birds tend to hunt only one type of fish and the local fisherman follow them at sea to get their catch.

We had a lunch, some snorkeling where we saw fish related to seahorses, some eels along with the other beautiful usual suspects.

The trip home was pleasant and we entered Papeete harbor at dusk in a beautiful light.

This trip cost 12 000 pf per person at the Salon of Tourisme, which is about 10 % off the normal price. We used  www.vehiatetiaroa.com



Four Seasons Bora Bora

We booked the Four Seasons Bora Bora during the travel fair for locals in Feb. We traveled with our friends who were here visiting.  It was a really nice resort with service only like the Four Seasons has to offer (more on this later).

We were greeted at the airport and brought on their beautiful wooden boat out to the motu atoll part surrounding the island of Bora Bora. This is where all the ritzy resorts are located. Unlike  Ta’haa and Kia Ora and the Intercontinental Moorea, most of the rooms at the Four Seasons are over water bungalows. It left me feeling a little less special with so many of them (I think there are 90?). The room was very nice- lovely bedroom with a view, in our case to the east to see sunrise, and a wonderful sitting area as well. The bathroom is in-between with a wonderful bathtub that is essentially on the deck. We were given fresh fruit on arrival, but Jim and Elise were given an mound of chocolate as well! The water outside the bungalow was uninterrupted turquoise blue, but was without coral, so there was no snorkeling off the deck.

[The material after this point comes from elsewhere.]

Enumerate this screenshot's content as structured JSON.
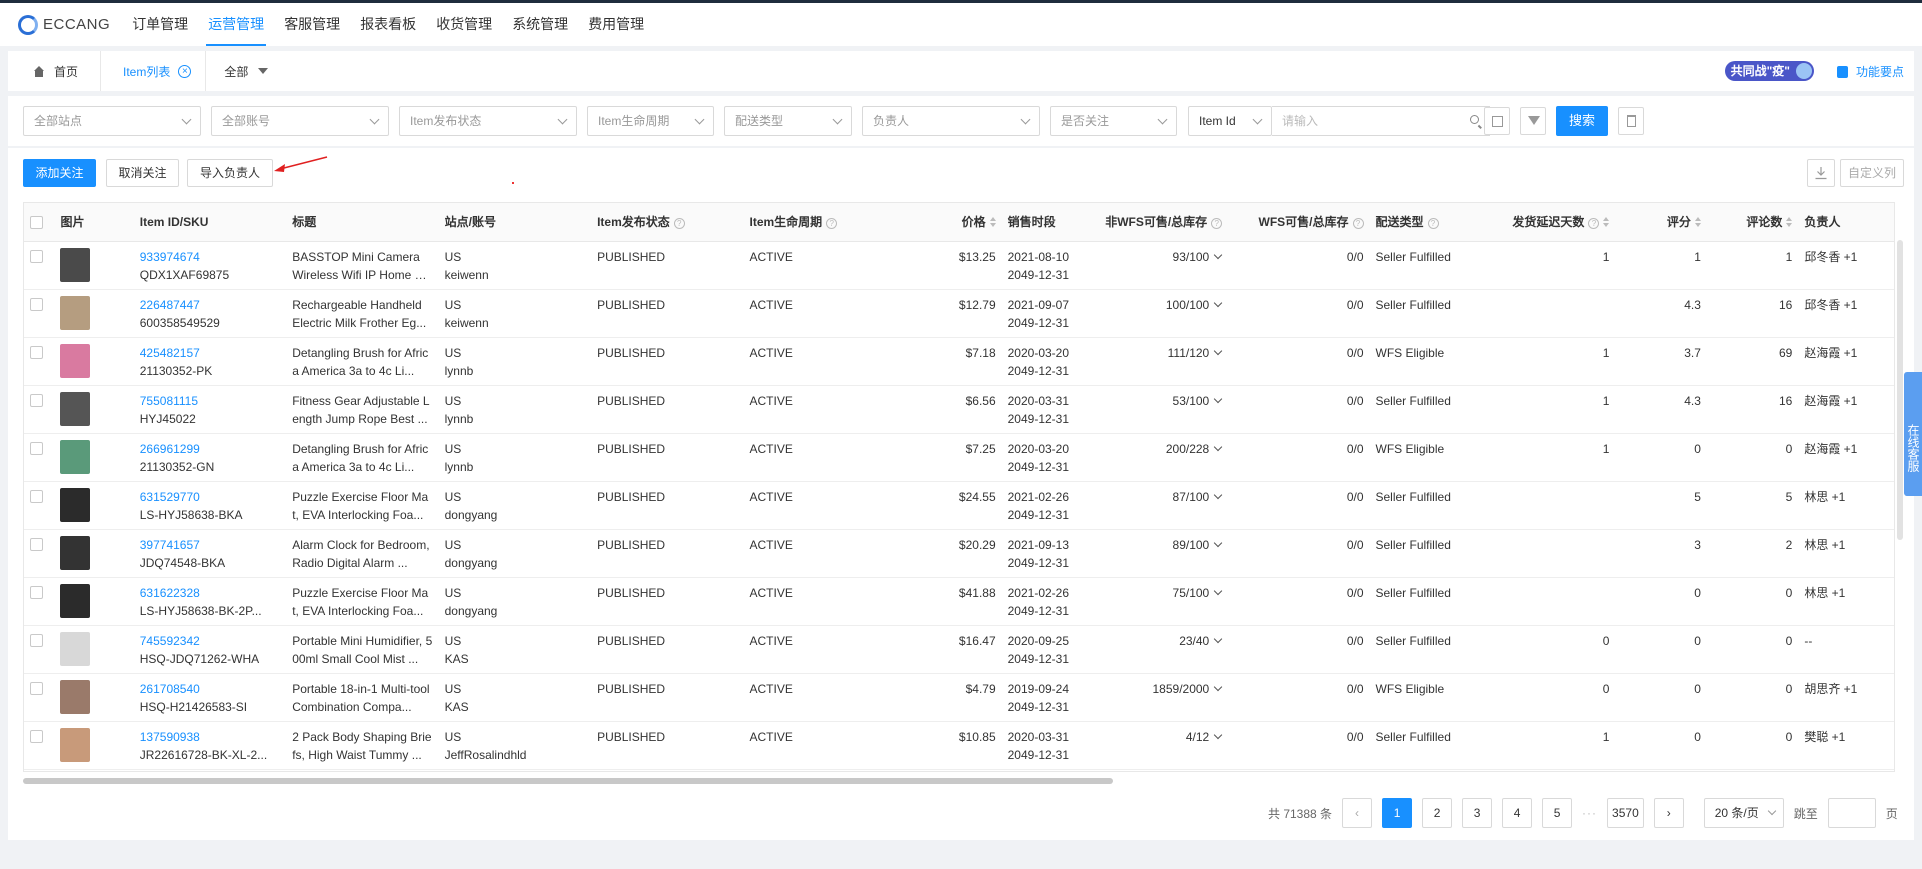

 Unlike the other resorts where we spent most of the time in our bungalow, here we spent most of it at the pool in their large cabana which was spacious, shady and accommodated all 4 of us relative privacy. The pool guys would come by and clean our sunglasses, offer complimentary smoothies and bring us wonderful fruity drinks. Our holiday had all meals included which was really great. We didn’t overindulge, indeed, Bruce and I skipped one breakfast in order to scuba, but it was great not to feel “nickel and dimed” or in this case, hundreds and thousands!

The scuba dive was nice. We went on two dives and saw manta rays and turtles as well as myriads of fish. The Winklers went on one dive and liked it and finished their scuba course.

Our favorite part of the Four Seasons was the lagoon where the marine biologist works. He is French and traveled around he world on a sailboat and ended up in Bora Bora where the Four Seasons gave him the task of setting up an eco friendly coral garden letting the local fish find their own way in. He has coral growing and lots of beautiful fish. This is where I saw my first clown fish guarding her eggs that she laid in the anenome. There was also a wonderful octopus who came out to say hi to Oliver and changed colors instantly for us. The moray eel came out of his hole and was 7- 8 feet long. I had never seen one swim in totality before and he was quite a site! Bruce found scorpion fish and there was a porcipine fish and large spotted box fish who live under a bridge. Overall, this was my favorite thing we did there, partially due to educational aspect of the marine biologist. Bruce and I also kayaked, which was fun.

It was a really nice weekend with wonderful friends in a beautiful spot!